(TASK BRIEF): Isolate every line in the data with the string "this" and copy it.

☆ ☆ ☆ ☆ ☆

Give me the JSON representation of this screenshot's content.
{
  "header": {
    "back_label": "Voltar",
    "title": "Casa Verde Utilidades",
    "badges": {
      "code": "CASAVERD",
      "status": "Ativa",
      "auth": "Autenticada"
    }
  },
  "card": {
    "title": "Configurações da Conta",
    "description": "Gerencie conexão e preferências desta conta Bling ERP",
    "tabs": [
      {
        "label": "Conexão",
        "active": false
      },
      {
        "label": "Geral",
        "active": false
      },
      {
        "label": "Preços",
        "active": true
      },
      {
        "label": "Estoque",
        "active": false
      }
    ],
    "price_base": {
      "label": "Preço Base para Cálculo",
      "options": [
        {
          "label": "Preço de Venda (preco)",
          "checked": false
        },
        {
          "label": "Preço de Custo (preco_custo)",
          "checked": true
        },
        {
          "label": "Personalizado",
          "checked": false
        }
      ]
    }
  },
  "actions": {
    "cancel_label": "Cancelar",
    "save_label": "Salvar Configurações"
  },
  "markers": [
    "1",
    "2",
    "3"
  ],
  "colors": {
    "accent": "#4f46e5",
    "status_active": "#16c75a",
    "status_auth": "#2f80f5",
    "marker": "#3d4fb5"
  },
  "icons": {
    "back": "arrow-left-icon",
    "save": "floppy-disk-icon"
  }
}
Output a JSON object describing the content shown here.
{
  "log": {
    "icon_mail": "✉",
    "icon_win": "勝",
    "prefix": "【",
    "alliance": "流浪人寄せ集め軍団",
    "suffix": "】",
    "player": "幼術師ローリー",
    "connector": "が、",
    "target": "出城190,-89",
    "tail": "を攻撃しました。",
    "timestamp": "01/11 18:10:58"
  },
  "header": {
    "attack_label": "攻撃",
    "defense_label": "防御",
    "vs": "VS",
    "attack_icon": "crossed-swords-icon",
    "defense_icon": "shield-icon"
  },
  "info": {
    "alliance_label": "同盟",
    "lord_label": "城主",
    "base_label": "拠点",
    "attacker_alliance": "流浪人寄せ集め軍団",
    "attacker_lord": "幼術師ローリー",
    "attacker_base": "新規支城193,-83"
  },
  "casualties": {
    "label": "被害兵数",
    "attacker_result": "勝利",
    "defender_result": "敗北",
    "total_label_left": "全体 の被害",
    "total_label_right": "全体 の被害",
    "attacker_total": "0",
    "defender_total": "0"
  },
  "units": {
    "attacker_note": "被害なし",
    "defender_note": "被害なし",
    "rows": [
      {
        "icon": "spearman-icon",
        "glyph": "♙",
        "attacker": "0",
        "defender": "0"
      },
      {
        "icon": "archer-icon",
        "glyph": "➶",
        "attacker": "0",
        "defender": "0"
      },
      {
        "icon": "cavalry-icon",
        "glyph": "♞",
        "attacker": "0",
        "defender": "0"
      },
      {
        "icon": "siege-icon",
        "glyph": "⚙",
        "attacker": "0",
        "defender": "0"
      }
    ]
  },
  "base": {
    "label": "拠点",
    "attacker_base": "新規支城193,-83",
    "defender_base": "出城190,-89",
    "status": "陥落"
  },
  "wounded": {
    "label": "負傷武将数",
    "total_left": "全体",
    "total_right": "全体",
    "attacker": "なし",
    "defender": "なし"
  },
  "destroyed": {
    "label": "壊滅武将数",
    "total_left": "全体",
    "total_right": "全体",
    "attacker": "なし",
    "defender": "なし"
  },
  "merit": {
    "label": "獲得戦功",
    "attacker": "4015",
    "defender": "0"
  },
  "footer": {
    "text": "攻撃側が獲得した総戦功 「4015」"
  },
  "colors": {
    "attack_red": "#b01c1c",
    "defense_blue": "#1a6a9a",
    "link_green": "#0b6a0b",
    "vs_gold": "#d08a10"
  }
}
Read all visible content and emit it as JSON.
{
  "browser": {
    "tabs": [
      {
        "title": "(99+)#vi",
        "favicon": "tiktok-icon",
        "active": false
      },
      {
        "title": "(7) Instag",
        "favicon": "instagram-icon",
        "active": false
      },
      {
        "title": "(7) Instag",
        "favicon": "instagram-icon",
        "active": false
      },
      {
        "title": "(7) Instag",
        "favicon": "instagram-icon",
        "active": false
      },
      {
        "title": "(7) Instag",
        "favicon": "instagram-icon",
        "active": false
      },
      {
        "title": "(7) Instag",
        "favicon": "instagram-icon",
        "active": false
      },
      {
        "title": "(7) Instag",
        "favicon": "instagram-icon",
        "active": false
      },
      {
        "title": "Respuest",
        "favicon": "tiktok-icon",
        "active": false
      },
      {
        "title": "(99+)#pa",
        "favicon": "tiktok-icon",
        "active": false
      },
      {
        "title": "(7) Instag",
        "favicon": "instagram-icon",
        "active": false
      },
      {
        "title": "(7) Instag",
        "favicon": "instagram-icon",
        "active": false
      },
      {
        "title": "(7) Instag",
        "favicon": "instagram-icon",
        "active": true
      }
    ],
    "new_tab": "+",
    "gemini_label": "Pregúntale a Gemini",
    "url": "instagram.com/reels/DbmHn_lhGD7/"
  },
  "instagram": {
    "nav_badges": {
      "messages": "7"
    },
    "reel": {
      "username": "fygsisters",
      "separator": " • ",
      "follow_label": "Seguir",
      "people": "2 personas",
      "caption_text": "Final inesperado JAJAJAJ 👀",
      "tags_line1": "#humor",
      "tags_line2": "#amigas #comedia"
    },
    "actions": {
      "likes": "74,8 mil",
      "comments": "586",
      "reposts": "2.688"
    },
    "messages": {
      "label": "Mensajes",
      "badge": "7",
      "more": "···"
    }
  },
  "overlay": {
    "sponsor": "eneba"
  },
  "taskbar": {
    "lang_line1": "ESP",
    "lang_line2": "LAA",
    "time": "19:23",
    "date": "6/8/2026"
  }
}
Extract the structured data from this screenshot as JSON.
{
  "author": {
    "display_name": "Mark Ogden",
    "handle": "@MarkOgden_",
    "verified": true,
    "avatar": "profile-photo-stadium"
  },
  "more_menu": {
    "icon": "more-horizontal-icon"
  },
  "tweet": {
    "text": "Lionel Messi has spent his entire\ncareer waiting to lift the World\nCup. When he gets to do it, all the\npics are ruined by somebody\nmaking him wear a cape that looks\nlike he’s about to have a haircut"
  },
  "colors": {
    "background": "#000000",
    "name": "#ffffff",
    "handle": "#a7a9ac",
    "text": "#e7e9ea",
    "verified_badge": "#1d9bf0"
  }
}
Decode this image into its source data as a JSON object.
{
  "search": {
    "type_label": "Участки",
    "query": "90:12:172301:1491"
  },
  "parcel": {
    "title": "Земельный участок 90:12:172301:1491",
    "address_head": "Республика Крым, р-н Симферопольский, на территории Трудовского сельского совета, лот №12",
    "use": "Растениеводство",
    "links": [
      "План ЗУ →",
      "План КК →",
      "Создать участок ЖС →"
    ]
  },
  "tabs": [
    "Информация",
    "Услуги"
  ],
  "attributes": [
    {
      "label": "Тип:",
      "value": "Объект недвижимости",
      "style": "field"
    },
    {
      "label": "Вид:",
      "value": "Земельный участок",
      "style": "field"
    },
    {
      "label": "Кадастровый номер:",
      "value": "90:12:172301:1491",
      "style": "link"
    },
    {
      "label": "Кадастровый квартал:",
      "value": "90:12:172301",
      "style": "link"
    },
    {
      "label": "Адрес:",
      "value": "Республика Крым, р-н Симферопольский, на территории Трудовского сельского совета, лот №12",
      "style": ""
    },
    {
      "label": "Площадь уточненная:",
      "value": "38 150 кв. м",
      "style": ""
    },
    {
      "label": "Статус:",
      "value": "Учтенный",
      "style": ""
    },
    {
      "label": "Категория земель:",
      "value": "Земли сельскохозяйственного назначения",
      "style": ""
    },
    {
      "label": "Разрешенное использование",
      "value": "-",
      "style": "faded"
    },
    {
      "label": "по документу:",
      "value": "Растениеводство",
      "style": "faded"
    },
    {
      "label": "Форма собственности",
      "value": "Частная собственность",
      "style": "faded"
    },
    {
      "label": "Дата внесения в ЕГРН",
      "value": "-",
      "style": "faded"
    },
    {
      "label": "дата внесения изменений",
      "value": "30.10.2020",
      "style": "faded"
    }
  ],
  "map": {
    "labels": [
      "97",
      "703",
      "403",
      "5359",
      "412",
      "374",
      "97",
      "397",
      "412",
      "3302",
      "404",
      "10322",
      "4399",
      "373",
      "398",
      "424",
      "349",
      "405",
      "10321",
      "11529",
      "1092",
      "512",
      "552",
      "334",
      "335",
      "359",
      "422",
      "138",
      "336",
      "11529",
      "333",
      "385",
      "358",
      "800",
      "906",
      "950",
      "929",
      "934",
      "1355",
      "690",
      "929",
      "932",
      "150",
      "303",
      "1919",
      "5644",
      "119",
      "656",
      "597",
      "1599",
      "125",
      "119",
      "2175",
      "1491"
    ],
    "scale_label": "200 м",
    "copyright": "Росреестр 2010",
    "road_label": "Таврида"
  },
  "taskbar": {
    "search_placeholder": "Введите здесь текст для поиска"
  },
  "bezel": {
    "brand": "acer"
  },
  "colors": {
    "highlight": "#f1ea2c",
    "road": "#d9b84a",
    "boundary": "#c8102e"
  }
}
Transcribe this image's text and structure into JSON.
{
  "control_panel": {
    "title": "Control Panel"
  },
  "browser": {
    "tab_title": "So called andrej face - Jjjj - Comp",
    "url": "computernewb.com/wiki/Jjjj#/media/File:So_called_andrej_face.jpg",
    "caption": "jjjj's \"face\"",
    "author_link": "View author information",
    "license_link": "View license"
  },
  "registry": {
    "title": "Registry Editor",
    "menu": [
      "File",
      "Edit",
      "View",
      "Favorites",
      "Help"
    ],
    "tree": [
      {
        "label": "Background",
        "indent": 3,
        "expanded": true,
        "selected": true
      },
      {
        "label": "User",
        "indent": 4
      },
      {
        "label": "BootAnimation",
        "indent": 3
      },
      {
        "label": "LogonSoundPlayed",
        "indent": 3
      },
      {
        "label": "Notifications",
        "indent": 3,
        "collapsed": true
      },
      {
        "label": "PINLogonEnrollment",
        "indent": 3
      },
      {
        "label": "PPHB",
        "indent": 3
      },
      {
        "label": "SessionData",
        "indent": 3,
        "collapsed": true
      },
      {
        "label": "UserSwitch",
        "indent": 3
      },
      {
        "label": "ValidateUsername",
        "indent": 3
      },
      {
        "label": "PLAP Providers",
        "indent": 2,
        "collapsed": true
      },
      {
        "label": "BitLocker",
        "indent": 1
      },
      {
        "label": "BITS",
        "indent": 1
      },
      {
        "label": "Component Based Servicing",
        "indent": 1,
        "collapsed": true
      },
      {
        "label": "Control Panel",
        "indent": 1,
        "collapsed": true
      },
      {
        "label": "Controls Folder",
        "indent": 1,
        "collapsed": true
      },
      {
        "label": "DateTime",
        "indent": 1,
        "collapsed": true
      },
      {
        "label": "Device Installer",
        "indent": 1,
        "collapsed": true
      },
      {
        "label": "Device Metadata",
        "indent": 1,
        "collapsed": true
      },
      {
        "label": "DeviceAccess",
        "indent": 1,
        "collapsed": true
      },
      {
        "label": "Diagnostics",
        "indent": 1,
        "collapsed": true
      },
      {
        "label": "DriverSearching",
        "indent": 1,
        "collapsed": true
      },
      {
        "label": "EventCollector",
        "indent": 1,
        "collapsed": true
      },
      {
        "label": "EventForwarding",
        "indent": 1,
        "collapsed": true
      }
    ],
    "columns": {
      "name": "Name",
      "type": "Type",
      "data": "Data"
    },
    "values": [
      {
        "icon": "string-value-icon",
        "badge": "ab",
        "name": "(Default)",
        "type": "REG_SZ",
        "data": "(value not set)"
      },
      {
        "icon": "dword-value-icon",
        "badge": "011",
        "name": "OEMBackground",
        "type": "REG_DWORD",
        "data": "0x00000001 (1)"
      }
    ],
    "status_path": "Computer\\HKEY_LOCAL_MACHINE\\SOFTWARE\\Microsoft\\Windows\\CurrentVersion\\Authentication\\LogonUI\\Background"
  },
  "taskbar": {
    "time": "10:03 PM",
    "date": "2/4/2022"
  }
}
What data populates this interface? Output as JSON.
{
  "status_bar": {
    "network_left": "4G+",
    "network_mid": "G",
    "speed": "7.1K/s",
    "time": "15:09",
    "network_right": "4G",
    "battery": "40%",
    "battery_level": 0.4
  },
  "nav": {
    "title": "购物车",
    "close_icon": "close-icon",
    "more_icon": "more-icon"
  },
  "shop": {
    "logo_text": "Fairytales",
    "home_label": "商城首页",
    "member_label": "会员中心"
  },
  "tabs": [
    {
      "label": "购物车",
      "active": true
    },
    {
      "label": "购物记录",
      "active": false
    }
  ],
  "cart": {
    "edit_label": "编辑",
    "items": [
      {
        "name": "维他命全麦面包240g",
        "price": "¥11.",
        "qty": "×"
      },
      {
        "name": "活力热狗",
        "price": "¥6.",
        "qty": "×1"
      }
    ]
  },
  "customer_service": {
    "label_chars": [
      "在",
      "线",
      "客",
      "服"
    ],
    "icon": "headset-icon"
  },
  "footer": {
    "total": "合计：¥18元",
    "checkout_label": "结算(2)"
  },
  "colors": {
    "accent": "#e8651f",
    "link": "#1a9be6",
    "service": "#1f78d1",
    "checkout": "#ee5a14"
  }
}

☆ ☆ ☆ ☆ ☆

(FINISHED EXERCISE):
Give me the JSON representation of this screenshot's content.
Extract the structured data from this screenshot as JSON.
Decode this image into its source data as a JSON object.
Transcribe this image's text and structure into JSON.
What data populates this interface? Output as JSON.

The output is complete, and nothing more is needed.